• Task description
Your job is to write out each record precisely as it stands.

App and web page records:

= = = = = = =

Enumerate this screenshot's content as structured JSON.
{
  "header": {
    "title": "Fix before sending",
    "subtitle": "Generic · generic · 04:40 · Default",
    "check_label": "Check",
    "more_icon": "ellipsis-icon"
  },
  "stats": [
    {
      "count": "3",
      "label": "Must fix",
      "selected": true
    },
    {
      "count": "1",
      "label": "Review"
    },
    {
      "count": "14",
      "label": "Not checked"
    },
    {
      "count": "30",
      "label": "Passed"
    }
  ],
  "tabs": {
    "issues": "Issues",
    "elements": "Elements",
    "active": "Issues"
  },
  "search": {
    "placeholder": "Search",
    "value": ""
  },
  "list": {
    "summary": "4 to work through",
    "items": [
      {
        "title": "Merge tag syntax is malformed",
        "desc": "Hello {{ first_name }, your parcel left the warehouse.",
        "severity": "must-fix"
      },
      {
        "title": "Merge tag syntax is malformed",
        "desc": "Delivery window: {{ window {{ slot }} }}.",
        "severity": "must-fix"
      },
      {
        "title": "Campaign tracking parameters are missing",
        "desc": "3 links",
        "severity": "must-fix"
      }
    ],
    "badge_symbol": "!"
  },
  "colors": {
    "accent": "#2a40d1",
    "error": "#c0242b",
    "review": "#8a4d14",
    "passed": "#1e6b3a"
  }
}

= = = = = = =

• Written answer
Enumerate this screenshot's content as structured JSON.
{
  "header": {
    "title": "Fix before sending",
    "subtitle": "Generic · generic · 04:40 · Default",
    "check_label": "Check",
    "more_icon": "ellipsis-icon"
  },
  "stats": [
    {
      "count": "3",
      "label": "Must fix",
      "selected": true
    },
    {
      "count": "1",
      "label": "Review"
    },
    {
      "count": "14",
      "label": "Not checked"
    },
    {
      "count": "30",
      "label": "Passed"
    }
  ],
  "tabs": {
    "issues": "Issues",
    "elements": "Elements",
    "active": "Issues"
  },
  "search": {
    "placeholder": "Search",
    "value": ""
  },
  "list": {
    "summary": "4 to work through",
    "items": [
      {
        "title": "Merge tag syntax is malformed",
        "desc": "Hello {{ first_name }, your parcel left the warehouse.",
        "severity": "must-fix"
      },
      {
        "title": "Merge tag syntax is malformed",
        "desc": "Delivery window: {{ window {{ slot }} }}.",
        "severity": "must-fix"
      },
      {
        "title": "Campaign tracking parameters are missing",
        "desc": "3 links",
        "severity": "must-fix"
      }
    ],
    "badge_symbol": "!"
  },
  "colors": {
    "accent": "#2a40d1",
    "error": "#c0242b",
    "review": "#8a4d14",
    "passed": "#1e6b3a"
  }
}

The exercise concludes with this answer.